Quick thinking by an observant Forest Park auxiliary police officer led to the arrest of two escaped Cook County jail inmates in Oak Park early Sunday morning. James Falkman, 29, was driving home from his job as a dispatcher for the West Suburban Consolidated Dispatch Center just after 6:30 a.m. Sunday when he spotted the two men and alerted an Oak Park police officer.

The two men were among six inmates being held in the supposedly super-maximum security Special Incarceration Unit at the jail who escaped after a seventh inmate was able to overpower the lone guard on duty. David Earnest, 38, was awaiting trial on aggravated murder charges. Arnold Joyner, 42, was being held on theft and prior escape charges.

Besides Joyner and Earnest, missing inmates included Tyrone Everhart, 28, charged with aggravated kidnapping and attempted escape, Michael Macintosh, 30, arrested for aggravated battery with possession of a firearm; Erin Bernard, 22, arrested for armed robbery, and Francisco Romero, 23, who has been in jail for 4½ years awaiting trial for murder.

All six men were back in custody by early Monday morning.

Falkman, an Oak Park resident and five-year auxiliary Forest Park police officer, had just turned north onto Ridgeland at Lake Street when he saw two men dressed in tan pants and white T-shirts walk out of an alley. His suspicions aroused, Falkman did a U-turn and drove back westbound on Lake to the Pilgrim Congrgational parking lot, where he’d seen a police squad parked.

Meanwhile the two escaped inmates had turned onto Lake and were walking westbound, but began walking back eastbound when they saw the squad car.

Falkman alerted Officer Dawn Carver to his suspicions. She drove over and stopped the pair just north of the el viaduct on Ridgeland. When she got out of her squad, though, the two men bolted in different directions.
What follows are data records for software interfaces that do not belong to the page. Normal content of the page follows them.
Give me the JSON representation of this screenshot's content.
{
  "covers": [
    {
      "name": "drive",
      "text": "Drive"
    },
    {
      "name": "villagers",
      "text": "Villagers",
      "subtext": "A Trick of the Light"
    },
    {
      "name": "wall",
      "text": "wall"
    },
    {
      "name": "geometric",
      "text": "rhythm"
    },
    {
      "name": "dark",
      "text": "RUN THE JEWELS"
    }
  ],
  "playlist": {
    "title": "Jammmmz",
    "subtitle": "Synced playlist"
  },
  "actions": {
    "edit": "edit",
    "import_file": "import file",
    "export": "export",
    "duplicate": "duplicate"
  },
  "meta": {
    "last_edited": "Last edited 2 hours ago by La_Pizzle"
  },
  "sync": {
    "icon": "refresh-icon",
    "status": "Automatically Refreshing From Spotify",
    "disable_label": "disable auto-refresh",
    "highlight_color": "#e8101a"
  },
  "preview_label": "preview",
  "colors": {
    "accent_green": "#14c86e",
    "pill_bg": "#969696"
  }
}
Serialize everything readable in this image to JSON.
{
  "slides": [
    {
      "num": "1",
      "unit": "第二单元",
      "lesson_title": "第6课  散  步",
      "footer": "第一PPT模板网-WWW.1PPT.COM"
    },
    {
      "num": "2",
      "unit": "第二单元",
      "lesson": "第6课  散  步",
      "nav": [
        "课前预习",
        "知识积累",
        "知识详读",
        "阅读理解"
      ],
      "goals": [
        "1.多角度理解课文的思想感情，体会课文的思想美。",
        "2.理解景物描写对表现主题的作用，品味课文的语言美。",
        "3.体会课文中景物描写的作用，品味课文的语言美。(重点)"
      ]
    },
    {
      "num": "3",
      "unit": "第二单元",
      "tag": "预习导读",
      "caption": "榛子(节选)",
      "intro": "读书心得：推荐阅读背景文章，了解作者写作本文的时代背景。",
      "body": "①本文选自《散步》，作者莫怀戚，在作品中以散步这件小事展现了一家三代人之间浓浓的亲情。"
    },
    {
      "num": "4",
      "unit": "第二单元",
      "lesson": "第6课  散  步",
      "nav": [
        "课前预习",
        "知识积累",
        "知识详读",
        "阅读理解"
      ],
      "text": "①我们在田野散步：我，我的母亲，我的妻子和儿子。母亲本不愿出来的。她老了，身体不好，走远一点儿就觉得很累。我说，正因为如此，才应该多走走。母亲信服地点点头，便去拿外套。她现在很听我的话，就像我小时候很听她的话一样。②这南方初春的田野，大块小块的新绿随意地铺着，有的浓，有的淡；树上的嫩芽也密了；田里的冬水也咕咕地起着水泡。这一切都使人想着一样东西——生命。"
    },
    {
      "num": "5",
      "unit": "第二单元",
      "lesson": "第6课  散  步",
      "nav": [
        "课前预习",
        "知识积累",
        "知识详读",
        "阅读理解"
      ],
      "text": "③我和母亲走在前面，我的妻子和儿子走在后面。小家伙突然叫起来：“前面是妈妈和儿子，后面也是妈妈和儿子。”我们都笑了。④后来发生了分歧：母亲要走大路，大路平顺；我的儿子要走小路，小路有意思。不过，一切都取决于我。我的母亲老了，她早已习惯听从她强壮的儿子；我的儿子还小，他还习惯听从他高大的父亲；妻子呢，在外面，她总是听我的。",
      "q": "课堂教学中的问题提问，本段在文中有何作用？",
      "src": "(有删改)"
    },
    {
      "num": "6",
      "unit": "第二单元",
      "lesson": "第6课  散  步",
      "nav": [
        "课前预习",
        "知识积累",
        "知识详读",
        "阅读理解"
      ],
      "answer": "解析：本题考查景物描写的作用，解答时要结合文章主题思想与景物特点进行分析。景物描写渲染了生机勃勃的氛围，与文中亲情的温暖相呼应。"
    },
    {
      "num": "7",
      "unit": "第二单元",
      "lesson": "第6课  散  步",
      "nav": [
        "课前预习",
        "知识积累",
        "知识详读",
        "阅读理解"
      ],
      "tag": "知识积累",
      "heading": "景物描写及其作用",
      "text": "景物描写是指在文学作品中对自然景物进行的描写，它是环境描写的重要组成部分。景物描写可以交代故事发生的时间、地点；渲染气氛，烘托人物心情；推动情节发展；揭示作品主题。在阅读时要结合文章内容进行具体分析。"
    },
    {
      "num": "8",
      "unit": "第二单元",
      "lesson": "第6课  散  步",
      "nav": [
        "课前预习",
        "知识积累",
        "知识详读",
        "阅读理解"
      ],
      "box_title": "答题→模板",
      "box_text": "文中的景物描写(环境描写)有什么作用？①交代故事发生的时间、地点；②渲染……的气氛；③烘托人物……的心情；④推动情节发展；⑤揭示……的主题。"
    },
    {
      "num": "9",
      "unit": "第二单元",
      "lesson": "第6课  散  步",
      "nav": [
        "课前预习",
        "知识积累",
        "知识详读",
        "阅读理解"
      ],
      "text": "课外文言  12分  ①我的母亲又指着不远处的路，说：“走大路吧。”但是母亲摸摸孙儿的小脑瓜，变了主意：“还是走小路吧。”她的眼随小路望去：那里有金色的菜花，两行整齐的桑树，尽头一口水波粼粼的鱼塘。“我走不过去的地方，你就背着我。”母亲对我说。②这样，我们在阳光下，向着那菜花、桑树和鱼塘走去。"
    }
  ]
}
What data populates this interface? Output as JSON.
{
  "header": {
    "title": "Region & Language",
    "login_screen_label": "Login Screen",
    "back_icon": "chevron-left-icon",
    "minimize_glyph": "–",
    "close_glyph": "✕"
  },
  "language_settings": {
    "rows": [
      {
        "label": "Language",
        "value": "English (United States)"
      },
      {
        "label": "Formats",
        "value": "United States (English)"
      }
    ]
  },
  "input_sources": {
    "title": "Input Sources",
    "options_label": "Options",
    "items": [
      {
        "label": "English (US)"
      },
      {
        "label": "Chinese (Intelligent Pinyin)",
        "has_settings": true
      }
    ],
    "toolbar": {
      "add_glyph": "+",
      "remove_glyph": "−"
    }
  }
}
Falkman said Carver pursued one man under the viaduct, while the other ran by him. Falkman then exited his car and ordered the man to get on the ground. He complied, Falkman said, for about 20 seconds, before getting up again and running toward Lake Street.

At that point Carver drove by and followed Joyner onto the athletic fields to the west of the ice skating rink. Falkman said that as he watched from Lake Street, Carver caught Joyner by the southeast field backstop and arrested him. Earnest was taken into custody around the same time on the other side of the train viaduct. That wasn’t the end of things, though”Falkman’s actions triggered an intense manhunt involving over 150 police officers over the next three-plus hours. Earnest and Joyner reportedly first told Oak Park police that all six escaped inmates got off a westbound train in Oak Park. That was later proved to be untrue, but Oak Park Police Chief Rick Tanksley, taking no chances, set up a command center across from Ridgeland Commons.

Forest Park police officers, including the department’s canine unit, were called in to assist two full Oak Park shifts and their SWAT team and detective’s bureau in the search, as well as in traffic control. They joined officers from a number of other jurisdictions, including State, Chicago, Cook County Sheriff, and Chicago Transit police, and the U.S. Marshall’s Service.

“We got a lot of help from a lot of people,” said Oak Park Deputy Chief Bob Scianna.

Over at the West Suburban Consolidated Dispatch Center, Falkman’s colleagues were working just as intensly. The midnight shift was just getting off duty when Falkman spotted the escapees, and WSCDC supervisor Vanessa Underwood asked two telecommunicators from that shift to stay on to assist the five morning shift dispatchers, who were deluged with radio traffic.

WSCDC Deputy Director Ron Gross said Monday he was proud of his staff.

“They did an outstanding job, not that that’s unusual for them. They worked so well together. I’m very pleased.”

So were Oak Park police brass, who contacted Gross Monday to express their appreciation.

“They were very pleased,” said Gross.

Oak Park police were also quite pleased with Falkman.

“It was more than impressive,” said Scianna, who noted that he sent an e-mail to Gross. “It’s a credit to his professionalism as a dispatcher”to not only recognize the suspects, but to help facilitate their apprehension.”

Forest Park Police Chief Jim Ryan, a veteran officer with over 30 years of law enforcement experience, declined to comment on the weekend’s events in the absence of permission from Village Administrator Michael Sturino, who didn’t return numerous phone calls from the Review seeking that permission.

While all the drama was going on, the person who had triggered it all, Falkman, was home trying to get some sleep. He had a double shift to work later that afternoon.

Asked if he managed to catch any shuteye Sunday, Falkman said with a half-laugh, “No. Not really.”